[Dataset rows for apps and sites]
= Beginning of Section =
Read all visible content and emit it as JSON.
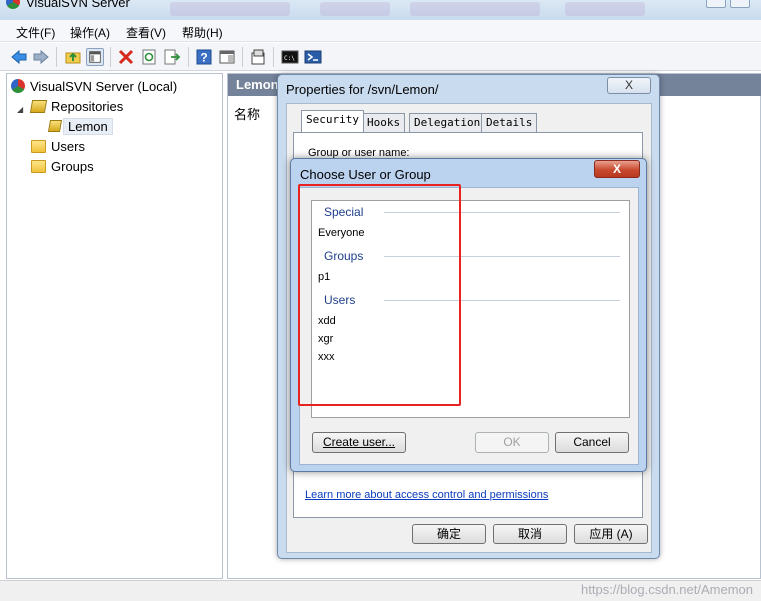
{
  "window": {
    "title": "VisualSVN Server"
  },
  "menu": [
    "文件(F)",
    "操作(A)",
    "查看(V)",
    "帮助(H)"
  ],
  "toolbar": [
    "back-icon",
    "forward-icon",
    "up-folder-icon",
    "show-hide-tree-icon",
    "delete-icon",
    "refresh-icon",
    "export-icon",
    "help-icon",
    "properties-icon",
    "settings-icon",
    "console-icon",
    "powershell-icon"
  ],
  "tree": {
    "root": "VisualSVN Server (Local)",
    "repositories": "Repositories",
    "lemon": "Lemon",
    "users": "Users",
    "groups": "Groups"
  },
  "right_pane": {
    "header": "Lemon",
    "column_name": "名称"
  },
  "properties": {
    "title": "Properties for /svn/Lemon/",
    "close": "X",
    "tabs": [
      "Security",
      "Hooks",
      "Delegation",
      "Details"
    ],
    "group_label": "Group or user name:",
    "learn_link": "Learn more about access control and permissions",
    "ok": "确定",
    "cancel": "取消",
    "apply": "应用 (A)"
  },
  "choose": {
    "title": "Choose User or Group",
    "close": "X",
    "sections": {
      "special": {
        "title": "Special",
        "items": [
          "Everyone"
        ]
      },
      "groups": {
        "title": "Groups",
        "items": [
          "p1"
        ]
      },
      "users": {
        "title": "Users",
        "items": [
          "xdd",
          "xgr",
          "xxx"
        ]
      }
    },
    "create_user": "Create user...",
    "ok": "OK",
    "cancel": "Cancel"
  },
  "watermark": "https://blog.csdn.net/Amemon"
}
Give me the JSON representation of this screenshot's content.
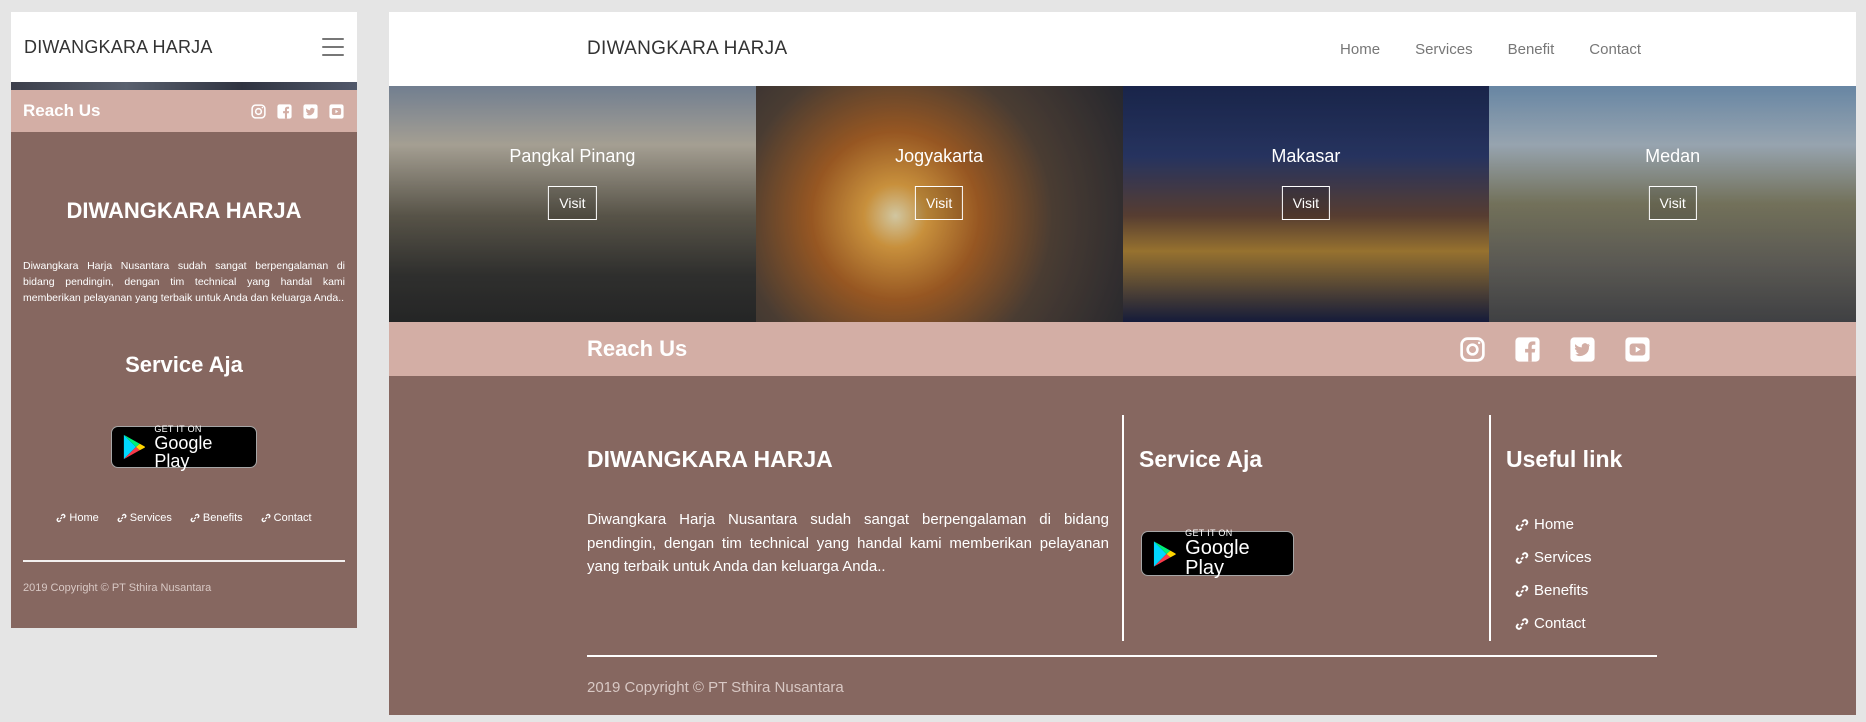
{
  "brand": "DIWANGKARA HARJA",
  "nav": {
    "items": [
      "Home",
      "Services",
      "Benefit",
      "Contact"
    ]
  },
  "cities": [
    {
      "name": "Pangkal Pinang",
      "button": "Visit"
    },
    {
      "name": "Jogyakarta",
      "button": "Visit"
    },
    {
      "name": "Makasar",
      "button": "Visit"
    },
    {
      "name": "Medan",
      "button": "Visit"
    }
  ],
  "reach": {
    "title": "Reach Us",
    "icons": [
      "instagram-icon",
      "facebook-icon",
      "twitter-icon",
      "youtube-icon"
    ]
  },
  "footer": {
    "brand": "DIWANGKARA HARJA",
    "description": "Diwangkara Harja Nusantara sudah sangat berpengalaman di bidang pendingin, dengan tim technical yang handal kami memberikan pelayanan yang terbaik untuk Anda dan keluarga Anda..",
    "service_title": "Service Aja",
    "google_play": {
      "small": "GET IT ON",
      "big": "Google Play"
    },
    "useful_title": "Useful link",
    "links": [
      "Home",
      "Services",
      "Benefits",
      "Contact"
    ],
    "copyright": "2019 Copyright © PT Sthira Nusantara"
  },
  "colors": {
    "reach_bg": "#d3aea5",
    "footer_bg": "#866760"
  }
}
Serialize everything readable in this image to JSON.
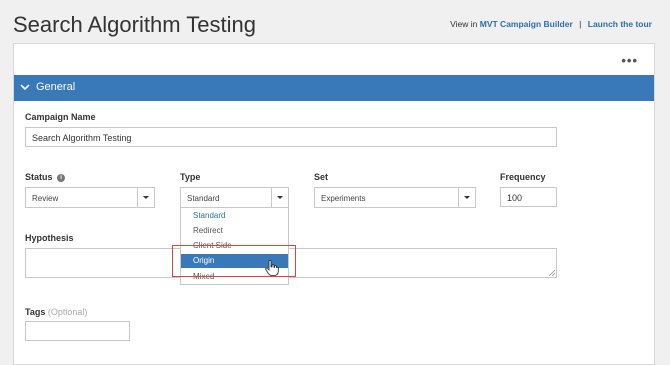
{
  "page": {
    "title": "Search Algorithm Testing",
    "view_in_prefix": "View in",
    "mvt_link": "MVT Campaign Builder",
    "separator": "|",
    "tour_link": "Launch the tour"
  },
  "panel": {
    "more_menu": "•••",
    "section_title": "General"
  },
  "form": {
    "campaign_name": {
      "label": "Campaign Name",
      "value": "Search Algorithm Testing"
    },
    "status": {
      "label": "Status",
      "info_icon": "i",
      "value": "Review"
    },
    "type": {
      "label": "Type",
      "value": "Standard",
      "options": [
        "Standard",
        "Redirect",
        "Client Side",
        "Origin",
        "Mixed"
      ],
      "hovered_option": "Origin"
    },
    "set": {
      "label": "Set",
      "value": "Experiments"
    },
    "frequency": {
      "label": "Frequency",
      "value": "100"
    },
    "hypothesis": {
      "label": "Hypothesis",
      "value": ""
    },
    "tags": {
      "label": "Tags",
      "optional": "(Optional)",
      "value": ""
    }
  },
  "colors": {
    "accent": "#3a79b8",
    "link": "#2b6fad",
    "highlight_box": "#d9453f"
  }
}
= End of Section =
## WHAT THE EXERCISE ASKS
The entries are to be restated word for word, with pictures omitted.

## PROBLEM SOLUTION
Read all visible content and emit it as JSON.
{
  "window": {
    "title": "VisualSVN Server"
  },
  "menu": [
    "文件(F)",
    "操作(A)",
    "查看(V)",
    "帮助(H)"
  ],
  "toolbar": [
    "back-icon",
    "forward-icon",
    "up-folder-icon",
    "show-hide-tree-icon",
    "delete-icon",
    "refresh-icon",
    "export-icon",
    "help-icon",
    "properties-icon",
    "settings-icon",
    "console-icon",
    "powershell-icon"
  ],
  "tree": {
    "root": "VisualSVN Server (Local)",
    "repositories": "Repositories",
    "lemon": "Lemon",
    "users": "Users",
    "groups": "Groups"
  },
  "right_pane": {
    "header": "Lemon",
    "column_name": "名称"
  },
  "properties": {
    "title": "Properties for /svn/Lemon/",
    "close": "X",
    "tabs": [
      "Security",
      "Hooks",
      "Delegation",
      "Details"
    ],
    "group_label": "Group or user name:",
    "learn_link": "Learn more about access control and permissions",
    "ok": "确定",
    "cancel": "取消",
    "apply": "应用 (A)"
  },
  "choose": {
    "title": "Choose User or Group",
    "close": "X",
    "sections": {
      "special": {
        "title": "Special",
        "items": [
          "Everyone"
        ]
      },
      "groups": {
        "title": "Groups",
        "items": [
          "p1"
        ]
      },
      "users": {
        "title": "Users",
        "items": [
          "xdd",
          "xgr",
          "xxx"
        ]
      }
    },
    "create_user": "Create user...",
    "ok": "OK",
    "cancel": "Cancel"
  },
  "watermark": "https://blog.csdn.net/Amemon"
}
Give me the JSON representation of this screenshot's content.
{
  "brand": "DIWANGKARA HARJA",
  "nav": {
    "items": [
      "Home",
      "Services",
      "Benefit",
      "Contact"
    ]
  },
  "cities": [
    {
      "name": "Pangkal Pinang",
      "button": "Visit"
    },
    {
      "name": "Jogyakarta",
      "button": "Visit"
    },
    {
      "name": "Makasar",
      "button": "Visit"
    },
    {
      "name": "Medan",
      "button": "Visit"
    }
  ],
  "reach": {
    "title": "Reach Us",
    "icons": [
      "instagram-icon",
      "facebook-icon",
      "twitter-icon",
      "youtube-icon"
    ]
  },
  "footer": {
    "brand": "DIWANGKARA HARJA",
    "description": "Diwangkara Harja Nusantara sudah sangat berpengalaman di bidang pendingin, dengan tim technical yang handal kami memberikan pelayanan yang terbaik untuk Anda dan keluarga Anda..",
    "service_title": "Service Aja",
    "google_play": {
      "small": "GET IT ON",
      "big": "Google Play"
    },
    "useful_title": "Useful link",
    "links": [
      "Home",
      "Services",
      "Benefits",
      "Contact"
    ],
    "copyright": "2019 Copyright © PT Sthira Nusantara"
  },
  "colors": {
    "reach_bg": "#d3aea5",
    "footer_bg": "#866760"
  }
}
Serialize everything readable in this image to JSON.
{
  "page": {
    "title": "Search Algorithm Testing",
    "view_in_prefix": "View in",
    "mvt_link": "MVT Campaign Builder",
    "separator": "|",
    "tour_link": "Launch the tour"
  },
  "panel": {
    "more_menu": "•••",
    "section_title": "General"
  },
  "form": {
    "campaign_name": {
      "label": "Campaign Name",
      "value": "Search Algorithm Testing"
    },
    "status": {
      "label": "Status",
      "info_icon": "i",
      "value": "Review"
    },
    "type": {
      "label": "Type",
      "value": "Standard",
      "options": [
        "Standard",
        "Redirect",
        "Client Side",
        "Origin",
        "Mixed"
      ],
      "hovered_option": "Origin"
    },
    "set": {
      "label": "Set",
      "value": "Experiments"
    },
    "frequency": {
      "label": "Frequency",
      "value": "100"
    },
    "hypothesis": {
      "label": "Hypothesis",
      "value": ""
    },
    "tags": {
      "label": "Tags",
      "optional": "(Optional)",
      "value": ""
    }
  },
  "colors": {
    "accent": "#3a79b8",
    "link": "#2b6fad",
    "highlight_box": "#d9453f"
  }
}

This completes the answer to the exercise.